• _TASK BRIEF_
Read through the listing below, and copy every line where the string "兴森快捷" appears.

╔══

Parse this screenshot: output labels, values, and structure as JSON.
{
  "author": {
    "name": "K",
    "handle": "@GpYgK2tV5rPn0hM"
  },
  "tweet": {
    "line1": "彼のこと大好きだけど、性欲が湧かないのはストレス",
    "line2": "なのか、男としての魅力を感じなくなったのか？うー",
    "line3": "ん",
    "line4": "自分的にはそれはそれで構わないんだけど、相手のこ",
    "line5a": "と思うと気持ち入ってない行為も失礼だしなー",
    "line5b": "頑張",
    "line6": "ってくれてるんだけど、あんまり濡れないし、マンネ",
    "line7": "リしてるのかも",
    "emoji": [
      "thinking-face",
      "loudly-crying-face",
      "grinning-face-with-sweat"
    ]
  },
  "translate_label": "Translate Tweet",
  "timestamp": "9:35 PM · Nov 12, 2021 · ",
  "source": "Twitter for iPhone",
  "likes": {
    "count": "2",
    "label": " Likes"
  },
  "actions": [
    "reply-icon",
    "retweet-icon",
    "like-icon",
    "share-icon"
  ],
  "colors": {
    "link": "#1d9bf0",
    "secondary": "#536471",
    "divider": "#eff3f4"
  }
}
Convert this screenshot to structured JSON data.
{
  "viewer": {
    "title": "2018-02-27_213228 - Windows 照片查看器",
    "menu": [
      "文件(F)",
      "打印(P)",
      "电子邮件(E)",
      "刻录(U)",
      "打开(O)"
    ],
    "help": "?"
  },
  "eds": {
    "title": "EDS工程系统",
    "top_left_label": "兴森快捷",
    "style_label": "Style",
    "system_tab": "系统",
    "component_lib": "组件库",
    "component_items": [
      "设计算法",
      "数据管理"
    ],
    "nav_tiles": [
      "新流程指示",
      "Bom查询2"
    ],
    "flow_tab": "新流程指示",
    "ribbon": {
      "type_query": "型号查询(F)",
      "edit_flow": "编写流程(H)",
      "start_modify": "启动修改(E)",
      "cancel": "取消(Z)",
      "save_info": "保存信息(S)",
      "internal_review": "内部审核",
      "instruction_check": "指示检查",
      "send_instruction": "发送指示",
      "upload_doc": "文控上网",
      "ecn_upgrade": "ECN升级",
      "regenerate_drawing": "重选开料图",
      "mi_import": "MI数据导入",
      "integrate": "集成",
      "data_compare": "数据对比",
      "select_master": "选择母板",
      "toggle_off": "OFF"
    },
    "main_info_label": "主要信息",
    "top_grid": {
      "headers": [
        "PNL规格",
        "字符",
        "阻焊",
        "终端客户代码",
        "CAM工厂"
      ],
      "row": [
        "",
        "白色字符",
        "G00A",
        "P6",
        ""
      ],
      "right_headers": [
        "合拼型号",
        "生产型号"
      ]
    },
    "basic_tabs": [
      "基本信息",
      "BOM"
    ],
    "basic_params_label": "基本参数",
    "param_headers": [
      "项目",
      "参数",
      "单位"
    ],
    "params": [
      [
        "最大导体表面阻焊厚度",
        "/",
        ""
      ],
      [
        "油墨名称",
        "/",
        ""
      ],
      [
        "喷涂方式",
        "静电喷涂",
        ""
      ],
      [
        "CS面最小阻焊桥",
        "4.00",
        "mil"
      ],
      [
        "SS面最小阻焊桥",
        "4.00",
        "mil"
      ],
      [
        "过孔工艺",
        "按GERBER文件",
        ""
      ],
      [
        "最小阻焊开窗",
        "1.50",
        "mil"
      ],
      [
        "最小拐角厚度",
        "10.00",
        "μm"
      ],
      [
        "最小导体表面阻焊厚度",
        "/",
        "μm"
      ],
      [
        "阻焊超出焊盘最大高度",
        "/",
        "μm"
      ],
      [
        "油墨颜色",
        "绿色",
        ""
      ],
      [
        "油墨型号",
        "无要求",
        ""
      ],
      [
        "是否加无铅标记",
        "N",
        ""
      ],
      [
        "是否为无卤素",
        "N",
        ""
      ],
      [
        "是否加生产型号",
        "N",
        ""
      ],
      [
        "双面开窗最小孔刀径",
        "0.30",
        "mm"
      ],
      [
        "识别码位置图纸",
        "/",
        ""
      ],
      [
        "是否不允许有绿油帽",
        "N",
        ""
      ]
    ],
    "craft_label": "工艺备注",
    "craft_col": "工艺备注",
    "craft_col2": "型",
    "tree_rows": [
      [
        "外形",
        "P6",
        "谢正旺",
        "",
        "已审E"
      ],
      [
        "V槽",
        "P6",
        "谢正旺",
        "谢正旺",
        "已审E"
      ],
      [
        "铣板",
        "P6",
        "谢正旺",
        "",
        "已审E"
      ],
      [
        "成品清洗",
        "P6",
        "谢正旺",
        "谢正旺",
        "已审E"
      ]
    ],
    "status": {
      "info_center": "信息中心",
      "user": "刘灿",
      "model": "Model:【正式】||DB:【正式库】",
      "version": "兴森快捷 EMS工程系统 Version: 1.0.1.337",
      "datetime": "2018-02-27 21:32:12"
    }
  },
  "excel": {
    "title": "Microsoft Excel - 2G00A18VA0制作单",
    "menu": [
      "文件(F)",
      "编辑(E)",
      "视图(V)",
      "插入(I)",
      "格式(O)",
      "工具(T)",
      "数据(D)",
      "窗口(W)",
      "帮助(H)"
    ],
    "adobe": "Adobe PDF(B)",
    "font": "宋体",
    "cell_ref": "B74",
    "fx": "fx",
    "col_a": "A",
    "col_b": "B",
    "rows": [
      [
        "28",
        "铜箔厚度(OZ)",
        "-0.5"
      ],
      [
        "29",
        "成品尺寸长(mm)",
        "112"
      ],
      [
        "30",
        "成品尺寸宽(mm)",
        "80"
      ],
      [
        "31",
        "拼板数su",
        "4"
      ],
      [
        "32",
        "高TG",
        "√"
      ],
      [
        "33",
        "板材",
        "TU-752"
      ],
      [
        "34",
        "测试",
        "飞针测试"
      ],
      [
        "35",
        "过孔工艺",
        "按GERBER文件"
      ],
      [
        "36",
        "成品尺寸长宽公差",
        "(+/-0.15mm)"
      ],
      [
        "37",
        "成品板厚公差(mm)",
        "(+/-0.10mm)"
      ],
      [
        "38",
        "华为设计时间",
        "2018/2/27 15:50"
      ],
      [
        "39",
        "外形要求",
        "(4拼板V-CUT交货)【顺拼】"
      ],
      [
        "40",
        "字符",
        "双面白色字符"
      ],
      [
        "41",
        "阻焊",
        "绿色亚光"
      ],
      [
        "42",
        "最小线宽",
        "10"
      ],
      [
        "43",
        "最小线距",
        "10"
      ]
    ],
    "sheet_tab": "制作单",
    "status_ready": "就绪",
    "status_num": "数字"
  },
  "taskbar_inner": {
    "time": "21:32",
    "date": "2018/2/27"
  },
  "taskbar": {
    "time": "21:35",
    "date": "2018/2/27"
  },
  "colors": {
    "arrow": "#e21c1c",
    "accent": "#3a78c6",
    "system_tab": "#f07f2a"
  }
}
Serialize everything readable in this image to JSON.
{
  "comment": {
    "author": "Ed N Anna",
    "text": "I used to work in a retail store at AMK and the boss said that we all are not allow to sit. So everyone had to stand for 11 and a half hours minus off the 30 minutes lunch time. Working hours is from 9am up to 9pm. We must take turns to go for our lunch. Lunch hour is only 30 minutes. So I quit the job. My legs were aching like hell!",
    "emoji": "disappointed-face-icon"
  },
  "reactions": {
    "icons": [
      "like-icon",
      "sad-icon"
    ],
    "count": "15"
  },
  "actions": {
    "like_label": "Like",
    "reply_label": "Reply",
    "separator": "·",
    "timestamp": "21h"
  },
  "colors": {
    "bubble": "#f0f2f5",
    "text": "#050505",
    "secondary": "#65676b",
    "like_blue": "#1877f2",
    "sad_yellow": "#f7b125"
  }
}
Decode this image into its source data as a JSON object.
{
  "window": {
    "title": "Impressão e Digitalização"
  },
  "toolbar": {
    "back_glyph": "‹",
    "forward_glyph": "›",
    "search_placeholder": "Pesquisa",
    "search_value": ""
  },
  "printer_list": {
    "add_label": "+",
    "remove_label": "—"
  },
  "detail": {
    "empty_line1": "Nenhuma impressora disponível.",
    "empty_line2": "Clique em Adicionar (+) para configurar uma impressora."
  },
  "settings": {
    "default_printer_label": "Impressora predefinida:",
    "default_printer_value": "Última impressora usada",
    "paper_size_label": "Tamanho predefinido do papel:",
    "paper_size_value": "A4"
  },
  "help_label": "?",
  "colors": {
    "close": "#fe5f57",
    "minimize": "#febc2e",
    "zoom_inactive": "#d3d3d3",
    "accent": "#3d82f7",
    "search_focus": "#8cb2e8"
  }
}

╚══

• _SOLUTION_
    "top_left_label": "兴森快捷",
      "version": "兴森快捷 EMS工程系统 Version: 1.0.1.337",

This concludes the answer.